#### [PROMPT]
Line count for "JSON": tally the lines of the records below that contain it, and give only that number.

────────

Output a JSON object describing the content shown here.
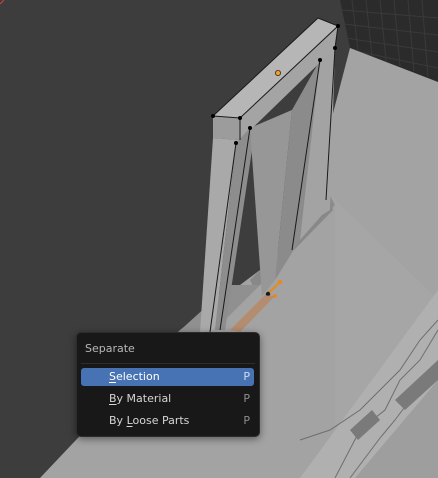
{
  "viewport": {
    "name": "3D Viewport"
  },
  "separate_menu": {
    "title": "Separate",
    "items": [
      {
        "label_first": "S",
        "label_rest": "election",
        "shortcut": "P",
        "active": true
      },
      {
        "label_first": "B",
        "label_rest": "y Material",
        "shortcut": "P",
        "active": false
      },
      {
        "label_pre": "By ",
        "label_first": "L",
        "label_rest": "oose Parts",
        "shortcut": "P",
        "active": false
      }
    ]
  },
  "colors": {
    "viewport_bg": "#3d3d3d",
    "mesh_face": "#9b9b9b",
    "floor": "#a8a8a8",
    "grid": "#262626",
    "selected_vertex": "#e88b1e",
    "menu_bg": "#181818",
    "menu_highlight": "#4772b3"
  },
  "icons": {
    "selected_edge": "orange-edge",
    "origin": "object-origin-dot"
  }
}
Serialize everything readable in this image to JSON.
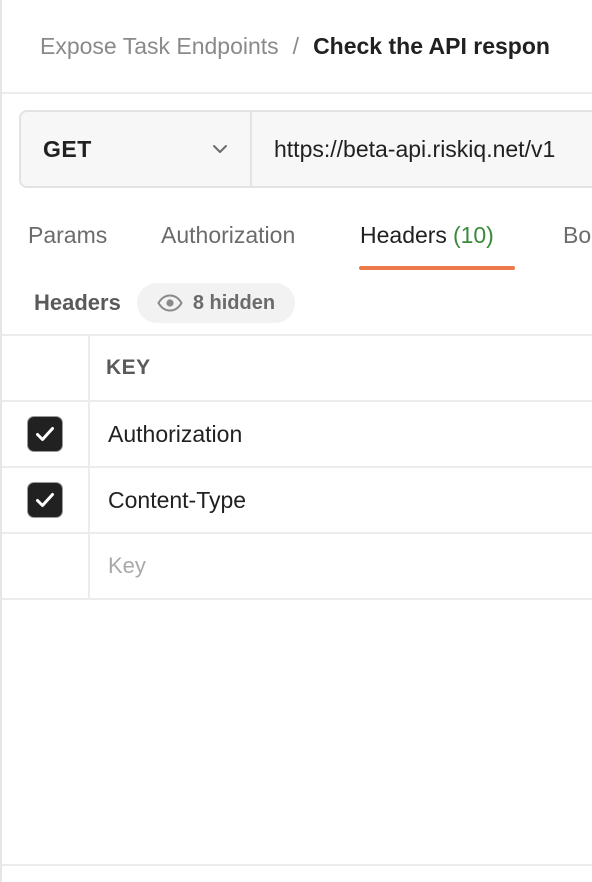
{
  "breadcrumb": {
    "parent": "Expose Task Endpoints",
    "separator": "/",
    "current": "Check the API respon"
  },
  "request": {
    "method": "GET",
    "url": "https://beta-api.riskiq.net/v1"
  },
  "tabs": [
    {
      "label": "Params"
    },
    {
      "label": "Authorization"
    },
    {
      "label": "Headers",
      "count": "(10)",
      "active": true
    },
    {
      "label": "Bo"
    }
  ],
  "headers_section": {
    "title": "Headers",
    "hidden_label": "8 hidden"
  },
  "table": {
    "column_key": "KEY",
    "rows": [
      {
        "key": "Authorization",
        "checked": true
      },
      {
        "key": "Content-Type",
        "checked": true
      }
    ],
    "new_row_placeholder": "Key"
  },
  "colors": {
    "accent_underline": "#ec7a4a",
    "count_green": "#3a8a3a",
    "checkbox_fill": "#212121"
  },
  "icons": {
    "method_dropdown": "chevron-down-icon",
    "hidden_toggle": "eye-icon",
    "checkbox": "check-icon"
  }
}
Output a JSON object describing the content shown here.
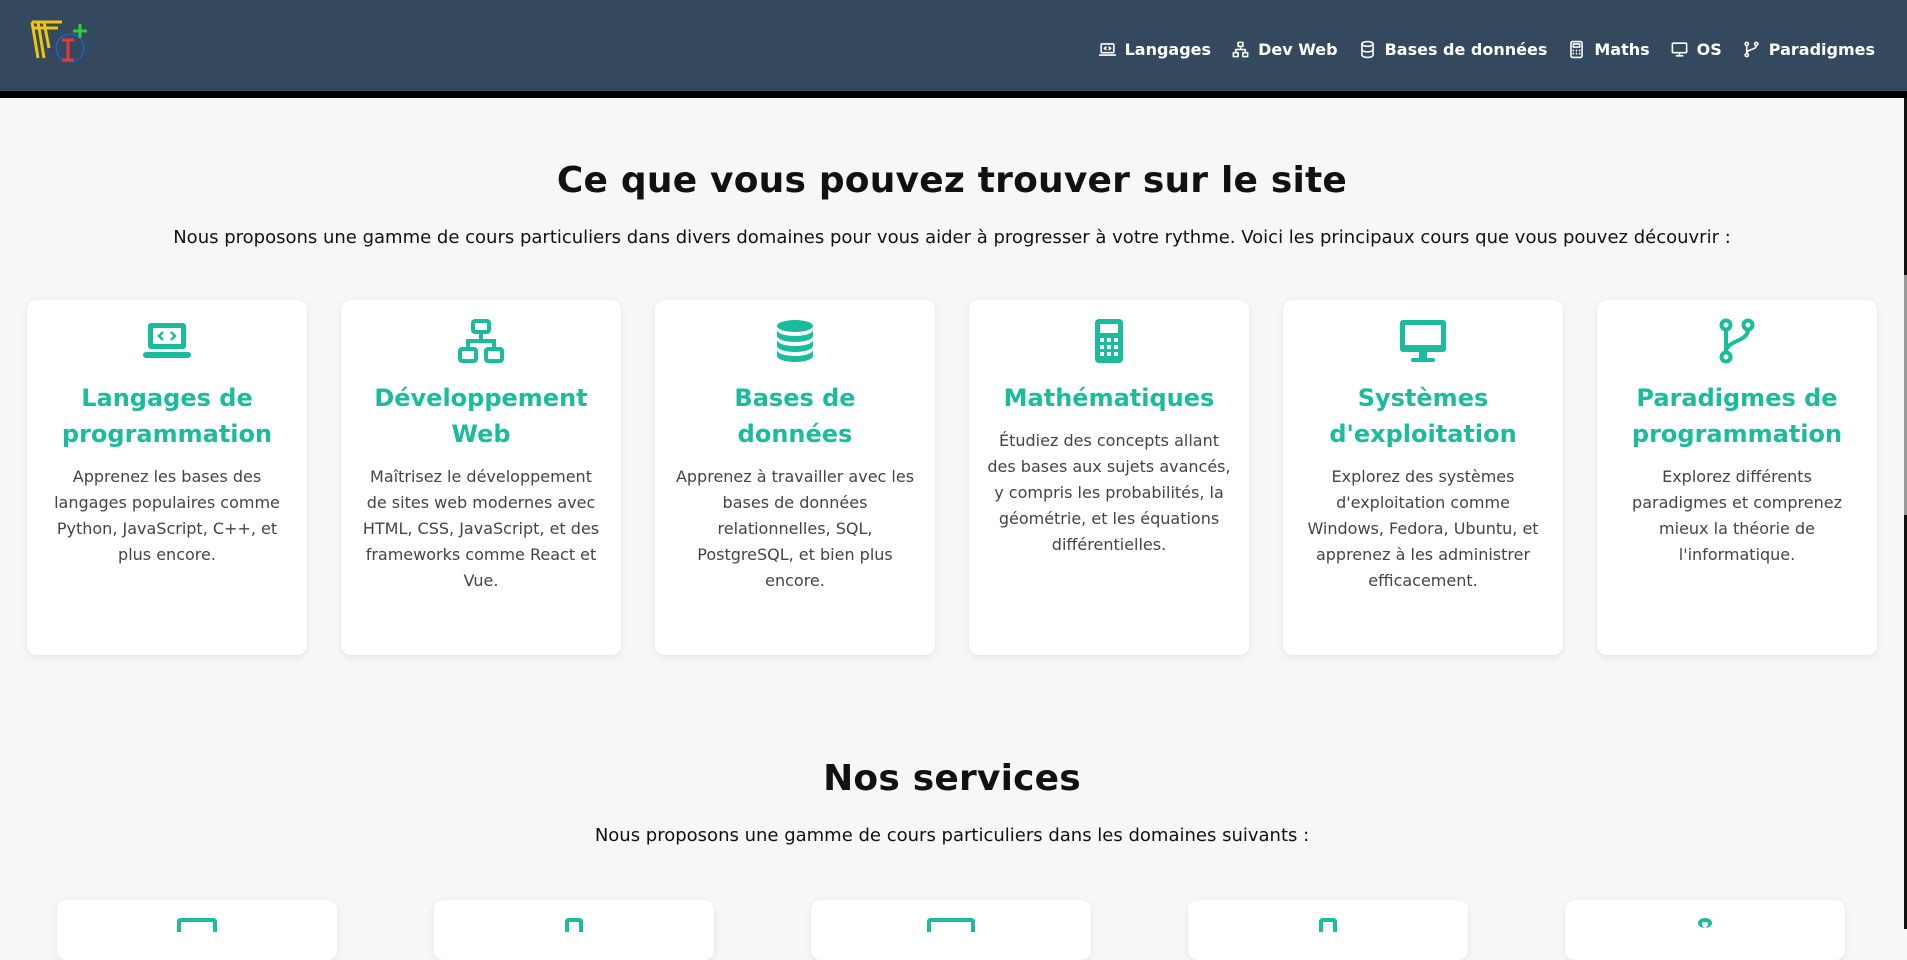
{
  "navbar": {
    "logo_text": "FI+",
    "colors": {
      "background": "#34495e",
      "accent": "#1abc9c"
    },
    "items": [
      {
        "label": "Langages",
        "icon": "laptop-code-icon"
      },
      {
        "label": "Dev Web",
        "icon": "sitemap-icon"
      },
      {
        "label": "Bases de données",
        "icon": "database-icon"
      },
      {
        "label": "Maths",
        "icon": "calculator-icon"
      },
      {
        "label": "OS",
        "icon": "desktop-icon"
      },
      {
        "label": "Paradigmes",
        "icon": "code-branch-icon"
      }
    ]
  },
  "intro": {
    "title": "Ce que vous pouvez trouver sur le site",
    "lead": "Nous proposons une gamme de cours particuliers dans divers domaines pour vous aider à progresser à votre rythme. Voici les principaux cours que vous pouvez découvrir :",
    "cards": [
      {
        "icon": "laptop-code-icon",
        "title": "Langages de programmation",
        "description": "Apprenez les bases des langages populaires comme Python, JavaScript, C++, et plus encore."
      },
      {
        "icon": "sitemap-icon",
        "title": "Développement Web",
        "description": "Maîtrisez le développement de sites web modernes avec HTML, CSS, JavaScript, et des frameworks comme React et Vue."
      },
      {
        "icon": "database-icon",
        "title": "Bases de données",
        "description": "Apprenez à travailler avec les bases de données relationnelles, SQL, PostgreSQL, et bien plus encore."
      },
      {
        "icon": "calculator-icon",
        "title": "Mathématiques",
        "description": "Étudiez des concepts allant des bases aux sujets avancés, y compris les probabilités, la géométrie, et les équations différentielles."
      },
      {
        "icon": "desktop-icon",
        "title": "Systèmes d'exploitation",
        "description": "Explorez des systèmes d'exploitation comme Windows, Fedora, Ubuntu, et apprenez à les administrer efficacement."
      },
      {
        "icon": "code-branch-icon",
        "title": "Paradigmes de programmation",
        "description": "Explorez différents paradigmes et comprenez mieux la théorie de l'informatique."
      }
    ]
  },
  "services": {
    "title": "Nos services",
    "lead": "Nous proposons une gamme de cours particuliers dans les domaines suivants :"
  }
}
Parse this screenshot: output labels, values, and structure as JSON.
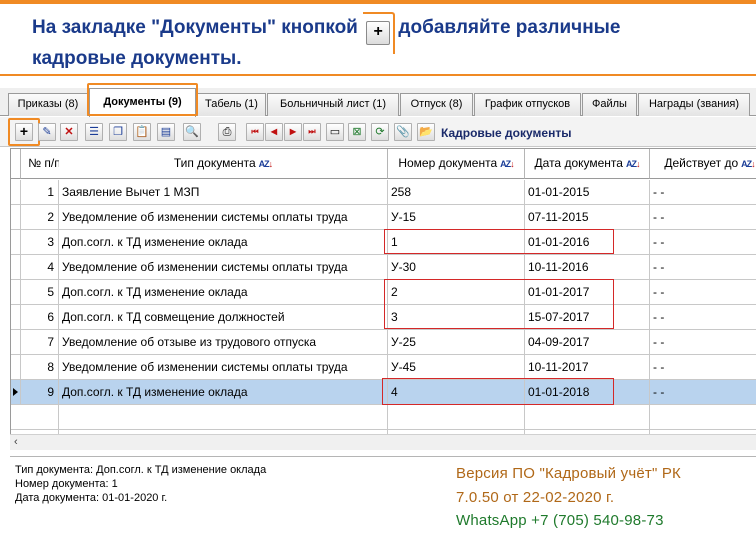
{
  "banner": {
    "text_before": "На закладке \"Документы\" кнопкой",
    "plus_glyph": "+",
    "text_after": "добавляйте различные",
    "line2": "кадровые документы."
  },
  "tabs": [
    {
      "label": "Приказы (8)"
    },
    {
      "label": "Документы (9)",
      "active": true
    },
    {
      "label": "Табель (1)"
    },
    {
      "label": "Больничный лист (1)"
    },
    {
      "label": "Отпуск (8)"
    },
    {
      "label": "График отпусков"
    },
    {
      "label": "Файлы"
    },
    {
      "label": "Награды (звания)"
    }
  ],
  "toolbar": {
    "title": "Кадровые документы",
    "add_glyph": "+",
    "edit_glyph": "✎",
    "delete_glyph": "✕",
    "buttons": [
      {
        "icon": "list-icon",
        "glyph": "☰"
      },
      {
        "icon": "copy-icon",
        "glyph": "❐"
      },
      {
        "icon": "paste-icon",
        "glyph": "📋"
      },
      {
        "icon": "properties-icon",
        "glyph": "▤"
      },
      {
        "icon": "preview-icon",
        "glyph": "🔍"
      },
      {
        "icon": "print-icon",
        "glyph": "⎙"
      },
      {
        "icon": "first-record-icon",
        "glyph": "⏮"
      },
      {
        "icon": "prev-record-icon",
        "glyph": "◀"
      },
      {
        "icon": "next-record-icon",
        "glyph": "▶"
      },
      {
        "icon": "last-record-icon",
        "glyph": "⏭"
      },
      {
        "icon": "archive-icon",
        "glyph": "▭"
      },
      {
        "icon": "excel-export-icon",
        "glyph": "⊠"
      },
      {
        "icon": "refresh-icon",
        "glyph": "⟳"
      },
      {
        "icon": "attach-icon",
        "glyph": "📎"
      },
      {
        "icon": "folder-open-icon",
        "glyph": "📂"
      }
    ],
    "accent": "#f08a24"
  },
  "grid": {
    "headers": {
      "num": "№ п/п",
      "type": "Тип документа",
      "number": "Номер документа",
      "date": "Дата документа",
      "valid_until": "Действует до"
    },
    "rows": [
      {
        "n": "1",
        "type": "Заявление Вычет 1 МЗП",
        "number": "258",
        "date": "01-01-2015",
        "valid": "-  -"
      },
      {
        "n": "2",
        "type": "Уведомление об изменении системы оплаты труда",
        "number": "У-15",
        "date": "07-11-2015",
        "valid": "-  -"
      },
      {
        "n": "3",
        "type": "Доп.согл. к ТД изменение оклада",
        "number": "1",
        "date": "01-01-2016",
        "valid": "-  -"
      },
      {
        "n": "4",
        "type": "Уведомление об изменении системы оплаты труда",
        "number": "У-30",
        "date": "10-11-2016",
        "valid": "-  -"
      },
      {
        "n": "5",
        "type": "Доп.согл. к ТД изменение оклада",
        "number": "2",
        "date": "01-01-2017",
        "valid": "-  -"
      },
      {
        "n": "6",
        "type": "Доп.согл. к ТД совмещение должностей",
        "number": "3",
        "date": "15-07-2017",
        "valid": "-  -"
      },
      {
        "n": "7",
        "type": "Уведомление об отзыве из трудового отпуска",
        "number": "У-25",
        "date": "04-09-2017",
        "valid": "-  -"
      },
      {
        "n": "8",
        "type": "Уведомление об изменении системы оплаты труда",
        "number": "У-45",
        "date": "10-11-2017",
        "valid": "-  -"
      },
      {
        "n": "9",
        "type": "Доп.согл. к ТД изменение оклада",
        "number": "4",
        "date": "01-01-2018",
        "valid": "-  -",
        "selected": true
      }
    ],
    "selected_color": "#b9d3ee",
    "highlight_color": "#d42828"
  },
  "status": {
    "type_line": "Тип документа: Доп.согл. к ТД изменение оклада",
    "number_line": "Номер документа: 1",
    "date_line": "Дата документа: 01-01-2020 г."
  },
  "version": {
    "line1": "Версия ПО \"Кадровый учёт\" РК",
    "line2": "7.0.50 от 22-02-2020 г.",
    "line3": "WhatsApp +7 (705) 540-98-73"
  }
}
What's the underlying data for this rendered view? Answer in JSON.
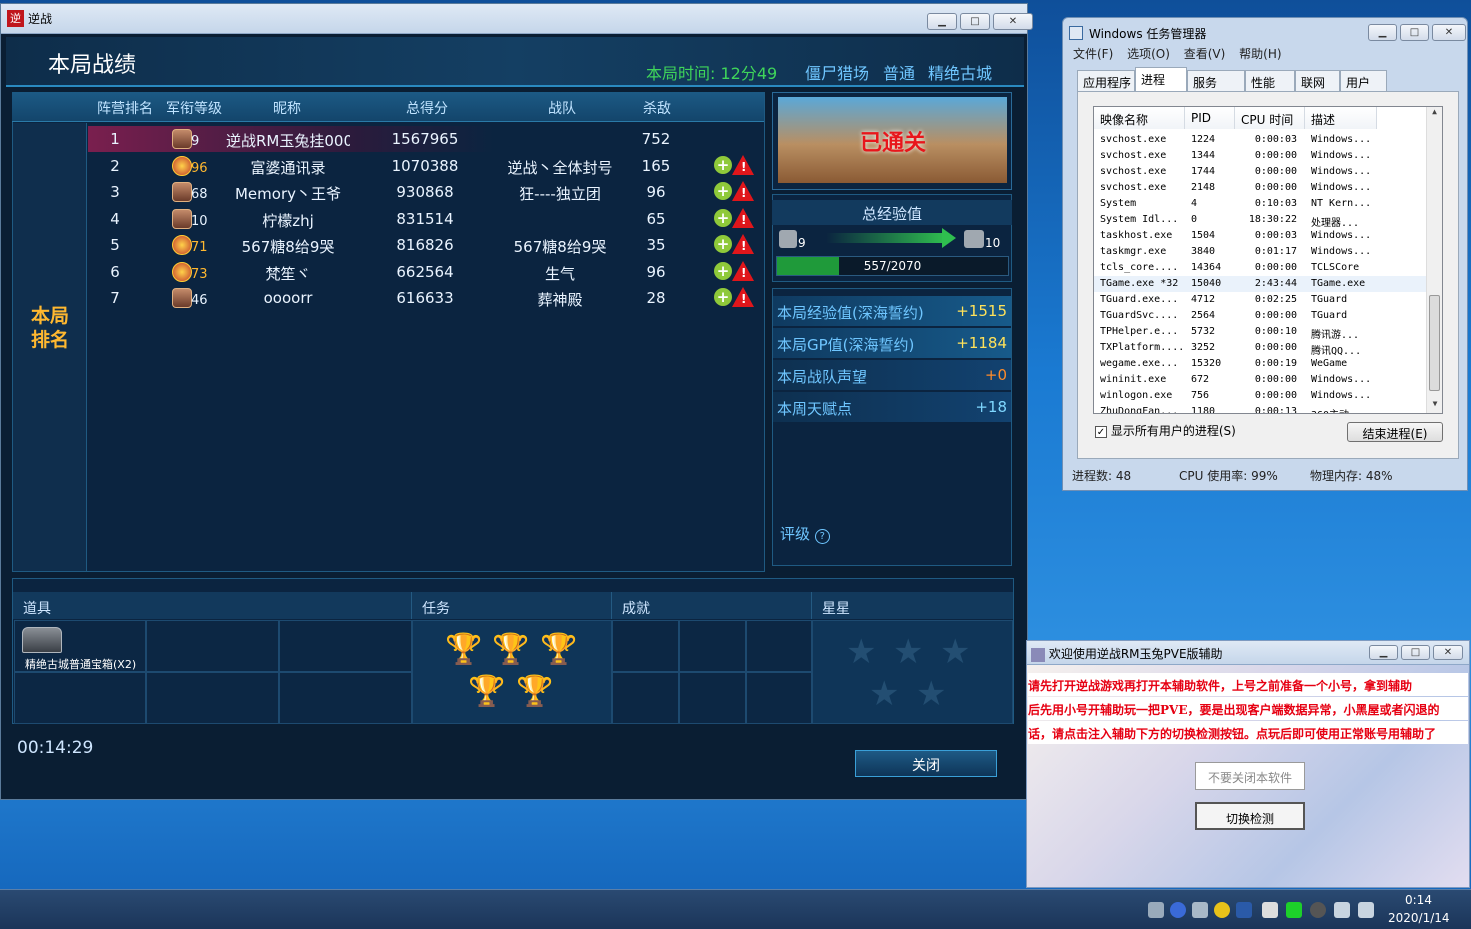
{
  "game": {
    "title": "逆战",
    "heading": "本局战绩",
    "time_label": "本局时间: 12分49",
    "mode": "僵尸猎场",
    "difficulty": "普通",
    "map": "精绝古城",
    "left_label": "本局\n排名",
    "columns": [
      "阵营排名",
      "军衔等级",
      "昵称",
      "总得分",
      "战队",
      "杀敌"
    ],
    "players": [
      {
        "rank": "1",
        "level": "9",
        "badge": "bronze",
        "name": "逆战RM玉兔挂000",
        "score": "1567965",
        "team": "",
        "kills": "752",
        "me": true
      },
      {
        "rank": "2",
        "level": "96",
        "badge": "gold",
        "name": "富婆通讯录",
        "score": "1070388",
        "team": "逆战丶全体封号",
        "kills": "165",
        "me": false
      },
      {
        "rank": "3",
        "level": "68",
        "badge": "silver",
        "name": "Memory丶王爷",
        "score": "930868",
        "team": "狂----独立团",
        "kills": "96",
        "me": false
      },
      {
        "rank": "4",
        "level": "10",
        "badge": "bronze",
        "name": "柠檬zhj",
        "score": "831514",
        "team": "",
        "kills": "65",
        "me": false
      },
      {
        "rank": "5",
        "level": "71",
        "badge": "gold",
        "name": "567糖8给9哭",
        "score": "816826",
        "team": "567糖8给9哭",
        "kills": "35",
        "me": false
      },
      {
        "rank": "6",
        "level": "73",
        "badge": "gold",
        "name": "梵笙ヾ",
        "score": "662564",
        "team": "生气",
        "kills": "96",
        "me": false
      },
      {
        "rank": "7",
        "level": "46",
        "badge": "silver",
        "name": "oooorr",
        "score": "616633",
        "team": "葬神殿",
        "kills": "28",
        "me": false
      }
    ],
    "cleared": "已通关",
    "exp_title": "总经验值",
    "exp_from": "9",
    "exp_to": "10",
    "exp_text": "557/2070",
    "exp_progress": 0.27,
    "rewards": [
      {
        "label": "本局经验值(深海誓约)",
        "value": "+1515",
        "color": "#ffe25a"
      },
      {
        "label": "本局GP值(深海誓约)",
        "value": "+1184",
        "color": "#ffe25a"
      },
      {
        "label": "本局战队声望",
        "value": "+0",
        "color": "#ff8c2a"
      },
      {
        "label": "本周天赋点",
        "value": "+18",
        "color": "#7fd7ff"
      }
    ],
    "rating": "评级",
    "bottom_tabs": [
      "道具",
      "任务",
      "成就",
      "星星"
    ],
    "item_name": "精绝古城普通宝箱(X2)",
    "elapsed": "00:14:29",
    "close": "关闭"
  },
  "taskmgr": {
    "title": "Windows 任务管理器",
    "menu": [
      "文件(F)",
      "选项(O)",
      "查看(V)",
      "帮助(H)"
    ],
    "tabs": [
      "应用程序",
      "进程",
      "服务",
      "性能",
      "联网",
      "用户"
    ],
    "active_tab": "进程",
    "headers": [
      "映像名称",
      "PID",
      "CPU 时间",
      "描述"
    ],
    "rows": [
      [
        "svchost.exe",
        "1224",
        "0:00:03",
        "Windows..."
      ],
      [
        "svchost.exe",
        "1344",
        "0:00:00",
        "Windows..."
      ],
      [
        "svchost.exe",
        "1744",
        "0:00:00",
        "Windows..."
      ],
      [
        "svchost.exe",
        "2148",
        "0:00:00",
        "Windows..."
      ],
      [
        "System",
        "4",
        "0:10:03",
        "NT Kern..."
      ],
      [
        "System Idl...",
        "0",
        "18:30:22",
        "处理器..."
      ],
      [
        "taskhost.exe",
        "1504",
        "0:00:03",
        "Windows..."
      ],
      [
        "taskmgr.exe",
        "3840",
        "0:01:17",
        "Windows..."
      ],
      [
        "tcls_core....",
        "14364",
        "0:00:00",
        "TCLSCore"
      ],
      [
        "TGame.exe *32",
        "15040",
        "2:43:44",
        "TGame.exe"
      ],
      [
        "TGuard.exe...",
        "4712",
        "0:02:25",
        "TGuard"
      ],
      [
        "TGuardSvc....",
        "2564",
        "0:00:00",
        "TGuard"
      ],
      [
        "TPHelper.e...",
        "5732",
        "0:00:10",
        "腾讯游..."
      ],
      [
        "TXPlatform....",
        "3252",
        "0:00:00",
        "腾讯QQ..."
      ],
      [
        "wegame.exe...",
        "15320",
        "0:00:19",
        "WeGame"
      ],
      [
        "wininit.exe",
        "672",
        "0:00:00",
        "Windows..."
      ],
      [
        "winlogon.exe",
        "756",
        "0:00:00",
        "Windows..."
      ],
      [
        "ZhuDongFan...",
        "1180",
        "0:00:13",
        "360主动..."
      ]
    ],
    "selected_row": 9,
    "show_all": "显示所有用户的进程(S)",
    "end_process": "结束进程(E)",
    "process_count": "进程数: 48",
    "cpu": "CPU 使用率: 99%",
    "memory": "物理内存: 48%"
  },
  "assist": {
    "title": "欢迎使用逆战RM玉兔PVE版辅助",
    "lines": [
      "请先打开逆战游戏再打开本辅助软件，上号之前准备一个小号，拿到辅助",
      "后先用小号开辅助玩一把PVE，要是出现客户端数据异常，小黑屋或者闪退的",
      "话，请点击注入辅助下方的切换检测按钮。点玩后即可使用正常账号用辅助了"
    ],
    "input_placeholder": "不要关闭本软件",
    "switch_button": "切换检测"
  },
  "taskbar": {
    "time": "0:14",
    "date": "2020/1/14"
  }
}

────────

#### [SOLUTION TO THIS TASK]
5